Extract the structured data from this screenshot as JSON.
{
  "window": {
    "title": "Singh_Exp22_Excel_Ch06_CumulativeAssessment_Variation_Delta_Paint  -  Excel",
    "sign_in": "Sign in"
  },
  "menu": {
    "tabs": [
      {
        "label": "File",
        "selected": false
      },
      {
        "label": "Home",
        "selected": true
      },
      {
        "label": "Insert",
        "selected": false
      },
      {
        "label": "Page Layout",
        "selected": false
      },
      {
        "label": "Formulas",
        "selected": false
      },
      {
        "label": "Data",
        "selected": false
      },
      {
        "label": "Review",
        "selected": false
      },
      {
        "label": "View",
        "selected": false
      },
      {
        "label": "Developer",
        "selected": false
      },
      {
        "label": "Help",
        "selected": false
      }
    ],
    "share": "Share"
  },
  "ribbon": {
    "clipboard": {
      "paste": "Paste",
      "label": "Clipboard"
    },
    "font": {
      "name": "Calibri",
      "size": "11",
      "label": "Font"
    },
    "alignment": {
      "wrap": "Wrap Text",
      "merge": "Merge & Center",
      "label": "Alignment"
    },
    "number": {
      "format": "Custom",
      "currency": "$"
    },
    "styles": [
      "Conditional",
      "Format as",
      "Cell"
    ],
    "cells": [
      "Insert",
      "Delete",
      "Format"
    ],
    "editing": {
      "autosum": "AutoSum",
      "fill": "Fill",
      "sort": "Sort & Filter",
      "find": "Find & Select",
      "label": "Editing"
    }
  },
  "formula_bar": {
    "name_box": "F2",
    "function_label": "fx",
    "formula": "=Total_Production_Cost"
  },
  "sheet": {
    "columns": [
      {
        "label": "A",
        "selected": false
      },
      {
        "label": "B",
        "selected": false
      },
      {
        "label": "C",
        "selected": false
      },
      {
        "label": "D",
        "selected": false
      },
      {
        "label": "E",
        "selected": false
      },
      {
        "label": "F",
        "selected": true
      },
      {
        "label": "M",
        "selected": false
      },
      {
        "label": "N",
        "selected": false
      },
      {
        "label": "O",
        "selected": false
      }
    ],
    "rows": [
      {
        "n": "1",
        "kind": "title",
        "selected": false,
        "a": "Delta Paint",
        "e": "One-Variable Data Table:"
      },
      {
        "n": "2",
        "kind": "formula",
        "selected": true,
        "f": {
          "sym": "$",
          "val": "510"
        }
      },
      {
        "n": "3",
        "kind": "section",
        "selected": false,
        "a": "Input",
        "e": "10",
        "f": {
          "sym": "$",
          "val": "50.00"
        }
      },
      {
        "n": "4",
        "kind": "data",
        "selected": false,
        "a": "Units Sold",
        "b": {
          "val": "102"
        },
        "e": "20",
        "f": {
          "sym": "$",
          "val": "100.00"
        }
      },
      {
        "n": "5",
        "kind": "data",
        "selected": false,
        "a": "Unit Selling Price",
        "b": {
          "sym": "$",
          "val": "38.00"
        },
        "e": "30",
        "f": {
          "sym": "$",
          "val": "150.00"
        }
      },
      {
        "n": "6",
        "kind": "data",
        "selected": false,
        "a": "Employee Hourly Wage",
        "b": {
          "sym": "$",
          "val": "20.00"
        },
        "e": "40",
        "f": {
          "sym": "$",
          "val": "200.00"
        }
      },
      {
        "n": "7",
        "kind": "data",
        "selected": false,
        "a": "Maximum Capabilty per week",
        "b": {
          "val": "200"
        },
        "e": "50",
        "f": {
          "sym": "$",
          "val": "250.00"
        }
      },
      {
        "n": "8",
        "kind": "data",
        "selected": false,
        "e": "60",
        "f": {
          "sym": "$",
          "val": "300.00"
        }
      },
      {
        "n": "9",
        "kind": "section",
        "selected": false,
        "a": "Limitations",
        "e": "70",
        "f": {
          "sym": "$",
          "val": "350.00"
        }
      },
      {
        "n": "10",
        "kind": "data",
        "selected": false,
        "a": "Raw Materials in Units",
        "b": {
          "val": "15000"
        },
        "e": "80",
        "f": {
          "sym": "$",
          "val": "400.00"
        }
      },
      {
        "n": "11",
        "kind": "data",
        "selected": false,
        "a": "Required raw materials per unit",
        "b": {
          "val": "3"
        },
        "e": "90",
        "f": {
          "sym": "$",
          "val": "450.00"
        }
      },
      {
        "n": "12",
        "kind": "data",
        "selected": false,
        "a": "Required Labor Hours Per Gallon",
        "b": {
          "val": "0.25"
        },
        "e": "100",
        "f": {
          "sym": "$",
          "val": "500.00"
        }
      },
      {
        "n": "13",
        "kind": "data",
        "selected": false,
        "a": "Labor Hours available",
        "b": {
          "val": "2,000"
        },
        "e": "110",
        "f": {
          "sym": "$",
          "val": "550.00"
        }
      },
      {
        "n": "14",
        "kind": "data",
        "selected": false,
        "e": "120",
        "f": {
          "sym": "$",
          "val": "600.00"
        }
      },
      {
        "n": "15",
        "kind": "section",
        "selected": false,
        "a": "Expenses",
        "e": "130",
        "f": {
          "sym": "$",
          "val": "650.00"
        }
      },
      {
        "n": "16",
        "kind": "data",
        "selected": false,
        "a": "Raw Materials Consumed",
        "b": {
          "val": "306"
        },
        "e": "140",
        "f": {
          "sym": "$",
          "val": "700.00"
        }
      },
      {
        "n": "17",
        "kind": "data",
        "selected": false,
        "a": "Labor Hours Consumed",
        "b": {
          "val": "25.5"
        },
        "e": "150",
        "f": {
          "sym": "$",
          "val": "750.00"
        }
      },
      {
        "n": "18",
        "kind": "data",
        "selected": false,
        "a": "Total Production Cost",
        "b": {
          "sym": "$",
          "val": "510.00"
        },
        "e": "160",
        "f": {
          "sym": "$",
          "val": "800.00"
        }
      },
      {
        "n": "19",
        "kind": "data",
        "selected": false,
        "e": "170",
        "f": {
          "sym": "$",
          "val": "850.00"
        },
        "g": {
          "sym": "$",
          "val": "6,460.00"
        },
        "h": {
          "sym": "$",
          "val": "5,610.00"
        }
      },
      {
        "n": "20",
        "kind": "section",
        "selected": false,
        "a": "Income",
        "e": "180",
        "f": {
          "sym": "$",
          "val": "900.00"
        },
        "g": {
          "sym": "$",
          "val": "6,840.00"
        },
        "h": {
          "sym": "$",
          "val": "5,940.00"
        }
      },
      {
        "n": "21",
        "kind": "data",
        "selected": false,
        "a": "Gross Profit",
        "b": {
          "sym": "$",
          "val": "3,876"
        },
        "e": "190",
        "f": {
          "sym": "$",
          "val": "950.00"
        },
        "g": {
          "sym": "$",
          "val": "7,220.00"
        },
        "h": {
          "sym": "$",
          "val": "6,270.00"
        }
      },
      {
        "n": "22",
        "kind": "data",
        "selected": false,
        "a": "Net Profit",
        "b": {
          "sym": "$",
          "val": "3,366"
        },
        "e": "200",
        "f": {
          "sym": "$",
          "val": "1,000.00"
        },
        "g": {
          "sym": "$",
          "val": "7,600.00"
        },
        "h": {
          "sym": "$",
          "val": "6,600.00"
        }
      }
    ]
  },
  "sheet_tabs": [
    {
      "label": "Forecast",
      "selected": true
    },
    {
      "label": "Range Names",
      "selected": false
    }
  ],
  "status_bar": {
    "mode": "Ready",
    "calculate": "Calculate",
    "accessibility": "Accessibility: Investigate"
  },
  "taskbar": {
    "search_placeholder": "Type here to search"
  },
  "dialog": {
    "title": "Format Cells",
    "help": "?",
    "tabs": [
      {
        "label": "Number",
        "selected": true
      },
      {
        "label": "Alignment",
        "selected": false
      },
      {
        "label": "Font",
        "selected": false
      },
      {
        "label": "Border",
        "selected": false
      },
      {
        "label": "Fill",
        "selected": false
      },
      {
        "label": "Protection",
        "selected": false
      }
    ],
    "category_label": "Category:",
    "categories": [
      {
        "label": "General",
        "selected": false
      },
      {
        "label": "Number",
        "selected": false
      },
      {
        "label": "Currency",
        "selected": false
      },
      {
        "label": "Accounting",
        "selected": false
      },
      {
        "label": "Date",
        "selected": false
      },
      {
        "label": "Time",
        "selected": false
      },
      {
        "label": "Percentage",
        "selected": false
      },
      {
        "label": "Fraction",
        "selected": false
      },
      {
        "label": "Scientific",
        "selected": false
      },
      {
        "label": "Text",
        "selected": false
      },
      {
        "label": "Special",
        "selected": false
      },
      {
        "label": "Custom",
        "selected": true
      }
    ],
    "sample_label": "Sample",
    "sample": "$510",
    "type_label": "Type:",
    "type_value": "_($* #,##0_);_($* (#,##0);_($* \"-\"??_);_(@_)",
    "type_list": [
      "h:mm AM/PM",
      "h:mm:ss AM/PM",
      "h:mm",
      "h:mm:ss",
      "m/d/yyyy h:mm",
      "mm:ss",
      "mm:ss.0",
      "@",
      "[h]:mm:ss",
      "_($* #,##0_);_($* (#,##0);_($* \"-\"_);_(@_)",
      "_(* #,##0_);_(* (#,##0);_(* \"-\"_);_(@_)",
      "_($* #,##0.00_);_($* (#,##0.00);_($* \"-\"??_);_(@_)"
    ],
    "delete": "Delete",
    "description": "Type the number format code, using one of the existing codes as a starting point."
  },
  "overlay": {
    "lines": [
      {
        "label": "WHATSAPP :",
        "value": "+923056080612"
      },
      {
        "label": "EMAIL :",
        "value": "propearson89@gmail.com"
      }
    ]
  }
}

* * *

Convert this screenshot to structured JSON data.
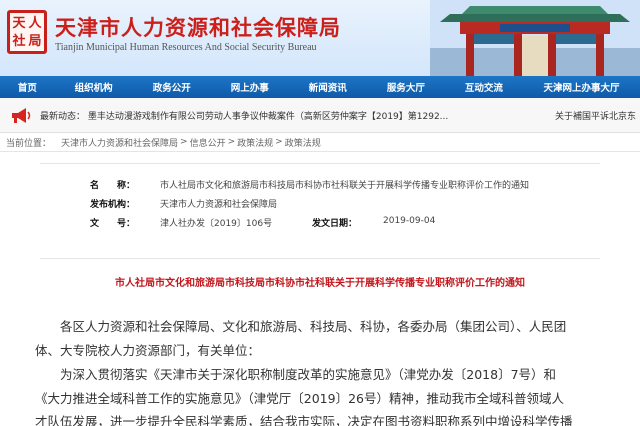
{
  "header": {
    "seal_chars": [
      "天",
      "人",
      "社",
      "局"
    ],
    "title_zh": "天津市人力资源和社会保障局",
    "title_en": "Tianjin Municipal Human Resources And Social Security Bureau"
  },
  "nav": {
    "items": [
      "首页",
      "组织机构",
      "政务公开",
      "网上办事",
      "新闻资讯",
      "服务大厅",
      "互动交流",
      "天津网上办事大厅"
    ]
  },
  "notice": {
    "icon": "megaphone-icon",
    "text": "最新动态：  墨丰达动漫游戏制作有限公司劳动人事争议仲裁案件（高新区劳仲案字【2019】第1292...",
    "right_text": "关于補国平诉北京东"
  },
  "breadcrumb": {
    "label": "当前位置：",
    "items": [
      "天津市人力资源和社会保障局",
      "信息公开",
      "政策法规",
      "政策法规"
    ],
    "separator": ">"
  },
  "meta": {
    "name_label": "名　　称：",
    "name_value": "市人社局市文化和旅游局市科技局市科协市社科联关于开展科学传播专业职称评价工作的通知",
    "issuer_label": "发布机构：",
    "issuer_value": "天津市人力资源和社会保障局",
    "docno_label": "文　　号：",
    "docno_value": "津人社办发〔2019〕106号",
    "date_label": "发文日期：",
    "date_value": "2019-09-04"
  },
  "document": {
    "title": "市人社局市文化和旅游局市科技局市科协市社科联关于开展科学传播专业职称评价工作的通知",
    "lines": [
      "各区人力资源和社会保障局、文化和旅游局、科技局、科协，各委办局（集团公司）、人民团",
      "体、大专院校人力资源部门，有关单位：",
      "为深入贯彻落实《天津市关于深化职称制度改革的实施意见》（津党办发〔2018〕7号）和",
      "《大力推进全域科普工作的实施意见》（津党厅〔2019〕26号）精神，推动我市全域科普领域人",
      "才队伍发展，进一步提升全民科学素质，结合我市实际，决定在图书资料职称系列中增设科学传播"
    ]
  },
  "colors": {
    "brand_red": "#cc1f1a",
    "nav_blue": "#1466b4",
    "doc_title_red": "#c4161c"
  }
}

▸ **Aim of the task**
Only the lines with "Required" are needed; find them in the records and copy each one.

▸ **Finished task**
        "a": "Required raw materials per unit",
        "a": "Required Labor Hours Per Gallon",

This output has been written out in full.